__Aim of the exercise__
Copy out each record that follows exactly, and omit any picture you find.

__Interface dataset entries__
★ ★ ★ ★ ★ ★ ★

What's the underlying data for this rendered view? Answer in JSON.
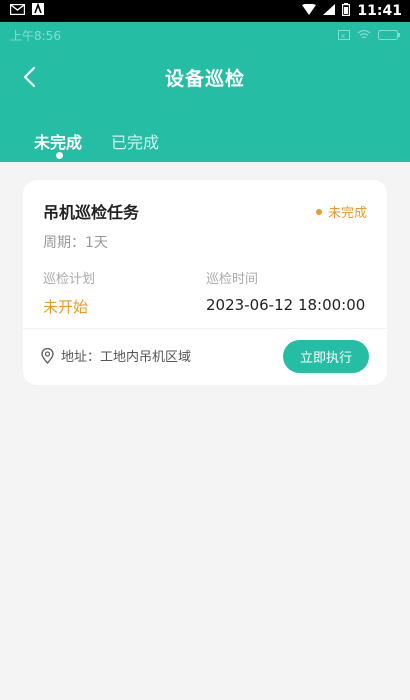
{
  "system_status": {
    "time": "11:41"
  },
  "inner_status": {
    "time": "上午8:56"
  },
  "header": {
    "title": "设备巡检"
  },
  "tabs": [
    {
      "label": "未完成",
      "active": true
    },
    {
      "label": "已完成",
      "active": false
    }
  ],
  "task": {
    "title": "吊机巡检任务",
    "status": "未完成",
    "period_label": "周期：",
    "period_value": "1天",
    "plan_label": "巡检计划",
    "plan_value": "未开始",
    "time_label": "巡检时间",
    "time_value": "2023-06-12 18:00:00",
    "address_label": "地址：",
    "address_value": "工地内吊机区域",
    "action_label": "立即执行"
  },
  "colors": {
    "primary": "#25bea5",
    "pending": "#e89a2c"
  },
  "icons": [
    "mail-icon",
    "app-icon",
    "wifi-icon",
    "signal-icon",
    "battery-icon",
    "back-arrow-icon",
    "location-pin-icon"
  ]
}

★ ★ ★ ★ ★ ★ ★

__Answer space__
What's the underlying data for this rendered view? Answer in JSON.
{
  "system_status": {
    "time": "11:41"
  },
  "inner_status": {
    "time": "上午8:56"
  },
  "header": {
    "title": "设备巡检"
  },
  "tabs": [
    {
      "label": "未完成",
      "active": true
    },
    {
      "label": "已完成",
      "active": false
    }
  ],
  "task": {
    "title": "吊机巡检任务",
    "status": "未完成",
    "period_label": "周期：",
    "period_value": "1天",
    "plan_label": "巡检计划",
    "plan_value": "未开始",
    "time_label": "巡检时间",
    "time_value": "2023-06-12 18:00:00",
    "address_label": "地址：",
    "address_value": "工地内吊机区域",
    "action_label": "立即执行"
  },
  "colors": {
    "primary": "#25bea5",
    "pending": "#e89a2c"
  },
  "icons": [
    "mail-icon",
    "app-icon",
    "wifi-icon",
    "signal-icon",
    "battery-icon",
    "back-arrow-icon",
    "location-pin-icon"
  ]
}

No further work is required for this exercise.